The Miami Dolphins will retain head coach Tony Sparano, a source told ESPN's Chris Mortensen on Thursday night.
Stanford coach Jim Harbaugh met earlier Thursday with Miami owner Stephen Ross in the San Francisco area about the Dolphins' job, sources told Mortensen.
But Harbaugh and the Dolphins broke off talks later in the day, sources told The Associated Press.
The Dolphins were willing to make Harbaugh the highest-paid coach in the NFL, which would place his salary in the $7 million-to-$8 million range, sources said.
Ross resumed the meeting Thursday night with Harbaugh's agent, David Dunn, in Southern California after the Dolphins owner traveled south to satisfy an unrelated business commitment following his meeting with Harbaugh, the sources said.
Ross hoped to persuade Harbaugh to take the job and travel to Miami on his private jet to introduce him as his new coach by Friday or this weekend, the sources added.

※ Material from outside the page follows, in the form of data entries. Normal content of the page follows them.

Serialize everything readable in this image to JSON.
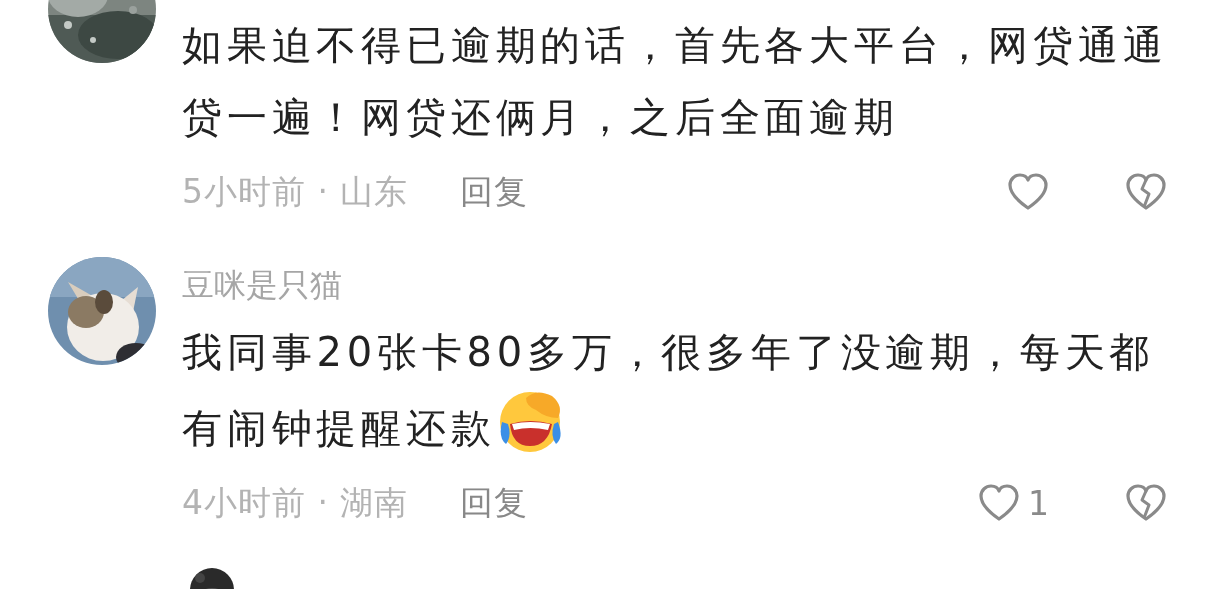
{
  "comments": [
    {
      "text": "如果迫不得已逾期的话，首先各大平台，网贷通通贷一遍！网贷还俩月，之后全面逾期",
      "time": "5小时前 · 山东",
      "reply": "回复",
      "liked": false,
      "disliked": false
    },
    {
      "username": "豆咪是只猫",
      "text": "我同事20张卡80多万，很多年了没逾期，每天都有闹钟提醒还款",
      "has_emoji": true,
      "time": "4小时前 · 湖南",
      "reply": "回复",
      "like_count": "1",
      "liked": false,
      "disliked": false
    }
  ]
}
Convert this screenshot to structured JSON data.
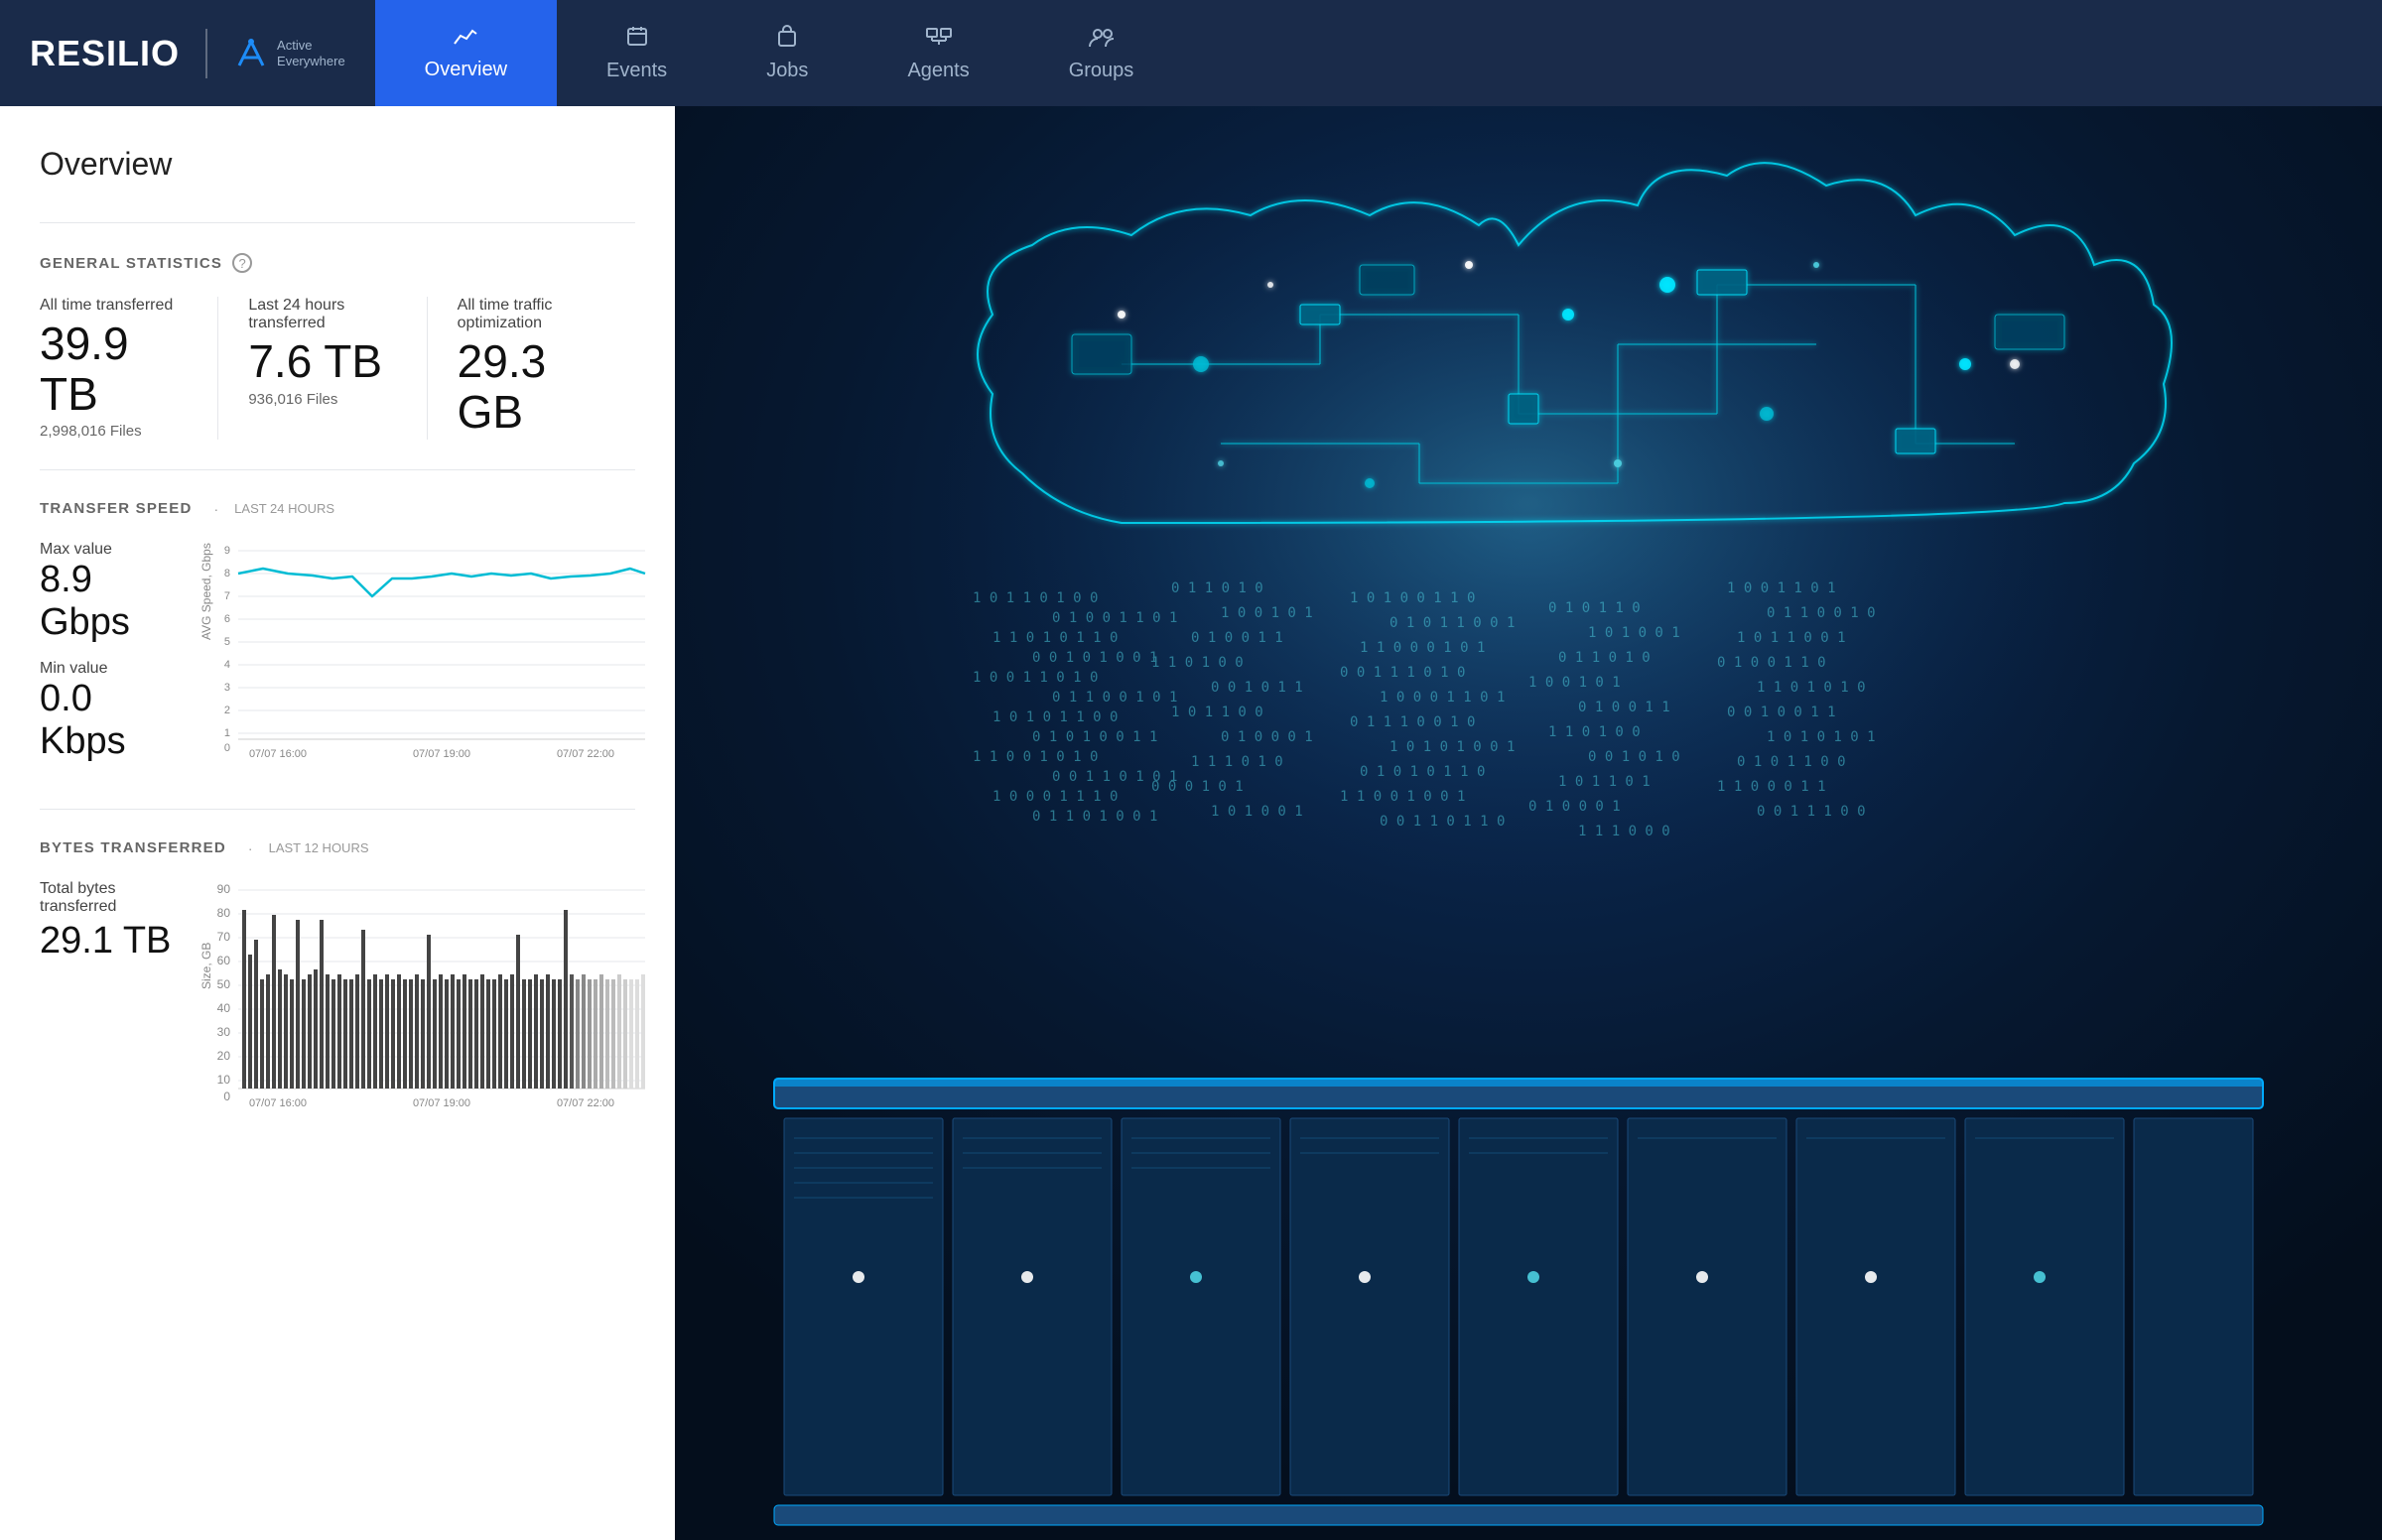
{
  "app": {
    "name": "RESILIO",
    "tagline": "Active Everywhere"
  },
  "nav": {
    "tabs": [
      {
        "id": "overview",
        "label": "Overview",
        "icon": "📊",
        "active": true
      },
      {
        "id": "events",
        "label": "Events",
        "icon": "📋",
        "active": false
      },
      {
        "id": "jobs",
        "label": "Jobs",
        "icon": "💼",
        "active": false
      },
      {
        "id": "agents",
        "label": "Agents",
        "icon": "🖥",
        "active": false
      },
      {
        "id": "groups",
        "label": "Groups",
        "icon": "👥",
        "active": false
      }
    ]
  },
  "page": {
    "title": "Overview"
  },
  "general_statistics": {
    "section_label": "GENERAL STATISTICS",
    "stats": [
      {
        "label": "All time transferred",
        "value": "39.9 TB",
        "sub": "2,998,016 Files"
      },
      {
        "label": "Last 24 hours transferred",
        "value": "7.6 TB",
        "sub": "936,016 Files"
      },
      {
        "label": "All time traffic optimization",
        "value": "29.3 GB",
        "sub": ""
      }
    ]
  },
  "transfer_speed": {
    "section_label": "TRANSFER SPEED",
    "period_label": "LAST 24 HOURS",
    "max_label": "Max value",
    "max_value": "8.9 Gbps",
    "min_label": "Min value",
    "min_value": "0.0 Kbps",
    "y_axis_label": "AVG Speed, Gbps",
    "y_ticks": [
      "9",
      "8",
      "7",
      "6",
      "5",
      "4",
      "3",
      "2",
      "1",
      "0"
    ],
    "x_ticks": [
      "07/07 16:00",
      "07/07 19:00",
      "07/07 22:00"
    ]
  },
  "bytes_transferred": {
    "section_label": "BYTES TRANSFERRED",
    "period_label": "LAST 12 HOURS",
    "total_label": "Total bytes transferred",
    "total_value": "29.1 TB",
    "y_axis_label": "Size, GB",
    "y_ticks": [
      "90",
      "80",
      "70",
      "60",
      "50",
      "40",
      "30",
      "20",
      "10",
      "0"
    ],
    "x_ticks": [
      "07/07 16:00",
      "07/07 19:00",
      "07/07 22:00"
    ]
  }
}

"Stanford is still a viable option" for Harbaugh, the source said. He could return to coach quarterback Andrew Luck and what is said to be a strong recruiting class, and see what NFL options exist next year.
Luck, the odds-on favorite to be the No. 1 pick in this spring's draft, announced Thursday he will stay in school and play his redshirt junior season.
A late-season collapse by the Dolphins put Sparano's job in jeopardy. He has a year left on his contract and was at work at the team's complex in Davie, Fla., while Ross was on the other side of the country courting Harbaugh.
Sparano tried to make the best of the bizarre situation. While still uncertain of his fate, he took an afternoon walk outside the team offices Thursday and encountered a cluster of media staking out the facility.
"You guys need to find a better hobby," Sparano said.
The odd sequence of events threatened to undermine the authority of a coach whose status was already shaky because of a late-season meltdown. The Dolphins lost their final three games, including a 38-7 drubbing at New England in their finale last Sunday, and finished 7-9.
Ross said before the season he expected the Dolphins to reach the Super Bowl. Instead, for the eighth time in nine years they failed to reach the playoffs. The Dolphins lost at home in December to three sub-.500 teams, and their 1-7 home record matched the worst in franchise history.
Sparano led Miami to the AFC East title in 2008, his first year as an NFL coach. He has a three-year record of 25-23 with the Dolphins, who haven't won a playoff game since 2000 and haven't reached the Super Bowl since 1984.
The Associated Press contributed to this report.